What Happens if You Work Out on an Empty Stomach?
If you work out on an empty stomach, for example, in the morning before eating breakfast, or seven or eight hours after your last meal, you will burn much-needed energy and will probably feel lightheaded or may even feel sick and get the urge to vomit.
Working out hungry will cause your body to dig into your energy reserves, draining you completely, so you won’t have enough stamina to finish your workout.
Also, since you haven’t consumed enough nutrients, you may even feel muscle pain during your workout. Soreness and burning are what all of us are after when we finish our workout, but pain while exercising is definitely a red flag.
However, one of the perks of working out on an empty stomach is burning more fat, so if the primary goal of your exercise is weight loss, working out on an empty stomach in the morning could be a good decision, as long as you replenish your body afterward with at least a protein shake.
Working out on an empty stomach in the evening is a very bad decision. You’ve been active all day, done a thousand things, and all the while, you haven’t eaten, and you round up the day working out on an empty stomach on top of that. Doing this often can damage your health, primarily the digestive health, but will also impact your muscle and bone health adversely.
Which Is Better: Working Out Hungry or Full?
Working out full has its downsides. Your food has just started digesting, so all your energy is directed at that process. In turn, you may feel a lack of energy and struggle through your workout session.

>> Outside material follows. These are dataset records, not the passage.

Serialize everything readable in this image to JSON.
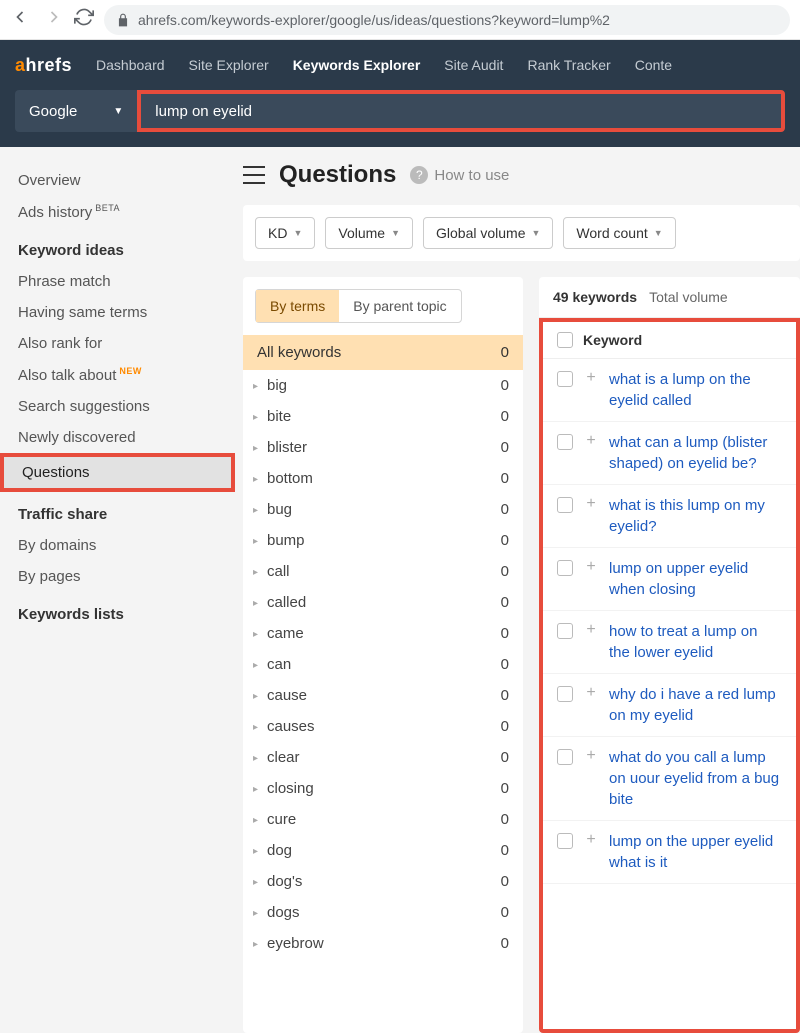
{
  "browser": {
    "url": "ahrefs.com/keywords-explorer/google/us/ideas/questions?keyword=lump%2"
  },
  "logo": {
    "part1": "a",
    "part2": "hrefs"
  },
  "topnav": [
    "Dashboard",
    "Site Explorer",
    "Keywords Explorer",
    "Site Audit",
    "Rank Tracker",
    "Conte"
  ],
  "topnav_active_index": 2,
  "engine": "Google",
  "search_keyword": "lump on eyelid",
  "sidebar": {
    "top": [
      {
        "label": "Overview"
      },
      {
        "label": "Ads history",
        "beta": "BETA"
      }
    ],
    "sections": [
      {
        "heading": "Keyword ideas",
        "items": [
          {
            "label": "Phrase match"
          },
          {
            "label": "Having same terms"
          },
          {
            "label": "Also rank for"
          },
          {
            "label": "Also talk about",
            "new": "NEW"
          },
          {
            "label": "Search suggestions"
          },
          {
            "label": "Newly discovered"
          },
          {
            "label": "Questions",
            "selected": true
          }
        ]
      },
      {
        "heading": "Traffic share",
        "items": [
          {
            "label": "By domains"
          },
          {
            "label": "By pages"
          }
        ]
      },
      {
        "heading": "Keywords lists",
        "items": []
      }
    ]
  },
  "page_title": "Questions",
  "how_to_use": "How to use",
  "filters": [
    "KD",
    "Volume",
    "Global volume",
    "Word count"
  ],
  "term_tabs": [
    "By terms",
    "By parent topic"
  ],
  "all_keywords": {
    "label": "All keywords",
    "count": "0"
  },
  "terms": [
    {
      "w": "big",
      "c": "0"
    },
    {
      "w": "bite",
      "c": "0"
    },
    {
      "w": "blister",
      "c": "0"
    },
    {
      "w": "bottom",
      "c": "0"
    },
    {
      "w": "bug",
      "c": "0"
    },
    {
      "w": "bump",
      "c": "0"
    },
    {
      "w": "call",
      "c": "0"
    },
    {
      "w": "called",
      "c": "0"
    },
    {
      "w": "came",
      "c": "0"
    },
    {
      "w": "can",
      "c": "0"
    },
    {
      "w": "cause",
      "c": "0"
    },
    {
      "w": "causes",
      "c": "0"
    },
    {
      "w": "clear",
      "c": "0"
    },
    {
      "w": "closing",
      "c": "0"
    },
    {
      "w": "cure",
      "c": "0"
    },
    {
      "w": "dog",
      "c": "0"
    },
    {
      "w": "dog's",
      "c": "0"
    },
    {
      "w": "dogs",
      "c": "0"
    },
    {
      "w": "eyebrow",
      "c": "0"
    }
  ],
  "results": {
    "count_label": "49 keywords",
    "total_volume_label": "Total volume",
    "column_header": "Keyword",
    "rows": [
      "what is a lump on the eyelid called",
      "what can a lump (blister shaped) on eyelid be?",
      "what is this lump on my eyelid?",
      "lump on upper eyelid when closing",
      "how to treat a lump on the lower eyelid",
      "why do i have a red lump on my eyelid",
      "what do you call a lump on uour eyelid from a bug bite",
      "lump on the upper eyelid what is it"
    ]
  }
}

If your workout consists mainly of cardio exercises, prepare for lightheadedness and acid reflux. As you jump or go up and down in any way, you will feel as if you have a ball going up and down in your body. Along with that ball, you will feel a burning sensation because your stomach acids will move with it.
If your training is weightlifting, you may experience nausea and the urge to vomit because of the strain you’ll put on your muscles, lacking the energy you need to lift.
If you use equipment such as an exercise ball, climbing on it and exercising will press on your stomach, causing you pain and discomfort and, again, giving you the urge to vomit.
When it comes to choosing whether you should be working out hungry or on a full stomach, go for the former. Even though you may feel dizzy and nauseous while working out hungry, you will get a better workout.
Working out full will make you feel heavier than you actually are, and you will struggle more through your workout.
However, every organism is different, so you may be able to work out fine on both full and empty stomachs, but the general recommendation is to time your meals instead of choosing one or the other.
What Kind of Food to Eat Before Workout and What to Avoid?
The fuel for our bodies comes from macronutrients. And to know which macronutrients to intake, you need to know how they affect us. Carbs are here to give us an instant push and splash of energy. So, if you are about to work out in 40 to 60 minutes, carbs accompanied with protein are the best option. Fats decompose much slower, so when you consume a fatty meal, it will provide you with energy much longer than carbs.
Some of the ideas for your pre-workout meals are high-protein seafood such as tuna or octopus with boiled potatoes and carrots; chicken breasts on brown rice and steamed broccoli; or a vegetable omelette with toast.
Who is the author? Laura is a frequent traveller who enjoys kickbox and hiking. She is especially curious about nutrition and cooking, and that’s why she started the blog juliescafebakery.com